**Exercise brief:** Find each line below where the word "name" occurs, and copy it.

**Dataset excerpts:**
'''
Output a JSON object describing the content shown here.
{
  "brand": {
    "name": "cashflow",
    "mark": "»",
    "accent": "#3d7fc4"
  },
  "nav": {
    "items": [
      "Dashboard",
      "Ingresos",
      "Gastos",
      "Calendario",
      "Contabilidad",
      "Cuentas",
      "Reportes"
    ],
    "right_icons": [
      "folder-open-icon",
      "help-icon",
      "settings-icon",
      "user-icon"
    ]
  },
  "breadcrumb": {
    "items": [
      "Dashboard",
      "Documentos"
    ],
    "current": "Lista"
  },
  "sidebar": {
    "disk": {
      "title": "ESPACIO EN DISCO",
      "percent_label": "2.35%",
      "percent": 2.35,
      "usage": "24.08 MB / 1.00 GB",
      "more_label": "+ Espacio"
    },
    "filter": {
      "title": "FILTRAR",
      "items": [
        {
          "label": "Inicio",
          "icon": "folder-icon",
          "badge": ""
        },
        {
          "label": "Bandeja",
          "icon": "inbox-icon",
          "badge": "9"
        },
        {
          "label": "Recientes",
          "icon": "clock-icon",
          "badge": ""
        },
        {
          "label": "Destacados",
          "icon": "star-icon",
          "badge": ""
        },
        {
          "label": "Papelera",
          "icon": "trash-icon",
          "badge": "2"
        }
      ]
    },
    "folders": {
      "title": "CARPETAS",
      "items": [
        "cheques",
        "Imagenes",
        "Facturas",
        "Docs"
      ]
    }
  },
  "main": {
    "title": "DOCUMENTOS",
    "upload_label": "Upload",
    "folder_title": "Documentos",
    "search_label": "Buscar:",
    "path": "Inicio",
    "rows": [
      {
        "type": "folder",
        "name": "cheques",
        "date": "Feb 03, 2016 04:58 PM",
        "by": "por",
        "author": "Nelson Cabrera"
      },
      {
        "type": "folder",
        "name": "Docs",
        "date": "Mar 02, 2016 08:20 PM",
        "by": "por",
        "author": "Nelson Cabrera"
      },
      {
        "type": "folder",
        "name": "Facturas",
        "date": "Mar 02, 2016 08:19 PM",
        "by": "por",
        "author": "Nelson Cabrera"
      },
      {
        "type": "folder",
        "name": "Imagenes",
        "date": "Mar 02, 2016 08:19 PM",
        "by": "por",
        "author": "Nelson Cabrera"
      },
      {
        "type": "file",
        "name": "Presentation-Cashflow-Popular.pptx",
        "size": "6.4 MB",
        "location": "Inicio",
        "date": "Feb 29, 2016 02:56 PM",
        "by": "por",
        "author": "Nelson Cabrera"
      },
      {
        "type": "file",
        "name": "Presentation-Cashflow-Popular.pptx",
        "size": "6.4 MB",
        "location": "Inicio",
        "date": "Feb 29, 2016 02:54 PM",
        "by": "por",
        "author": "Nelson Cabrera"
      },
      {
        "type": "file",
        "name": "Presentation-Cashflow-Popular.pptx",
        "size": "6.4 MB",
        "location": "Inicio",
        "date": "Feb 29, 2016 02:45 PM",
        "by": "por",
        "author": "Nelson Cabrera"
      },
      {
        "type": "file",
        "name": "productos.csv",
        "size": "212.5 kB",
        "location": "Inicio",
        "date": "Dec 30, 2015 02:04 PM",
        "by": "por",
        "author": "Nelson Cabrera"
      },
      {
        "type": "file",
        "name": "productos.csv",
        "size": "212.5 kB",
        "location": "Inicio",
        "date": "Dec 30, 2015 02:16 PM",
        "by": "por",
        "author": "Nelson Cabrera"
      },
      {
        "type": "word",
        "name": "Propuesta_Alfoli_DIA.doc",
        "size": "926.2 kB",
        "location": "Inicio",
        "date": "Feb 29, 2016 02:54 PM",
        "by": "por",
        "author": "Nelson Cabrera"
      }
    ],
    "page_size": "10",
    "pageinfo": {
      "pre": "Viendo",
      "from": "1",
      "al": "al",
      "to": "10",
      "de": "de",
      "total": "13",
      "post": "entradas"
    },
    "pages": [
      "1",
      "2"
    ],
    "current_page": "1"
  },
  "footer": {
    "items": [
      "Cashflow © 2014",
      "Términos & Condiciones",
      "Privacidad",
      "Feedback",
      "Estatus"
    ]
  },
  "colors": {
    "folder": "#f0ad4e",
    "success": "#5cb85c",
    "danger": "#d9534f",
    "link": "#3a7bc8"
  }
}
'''
**Response to the task:**
    "name": "cashflow",
        "name": "cheques",
        "name": "Docs",
        "name": "Facturas",
        "name": "Imagenes",
        "name": "Presentation-Cashflow-Popular.pptx",
        "name": "Presentation-Cashflow-Popular.pptx",
        "name": "Presentation-Cashflow-Popular.pptx",
        "name": "productos.csv",
        "name": "productos.csv",
        "name": "Propuesta_Alfoli_DIA.doc",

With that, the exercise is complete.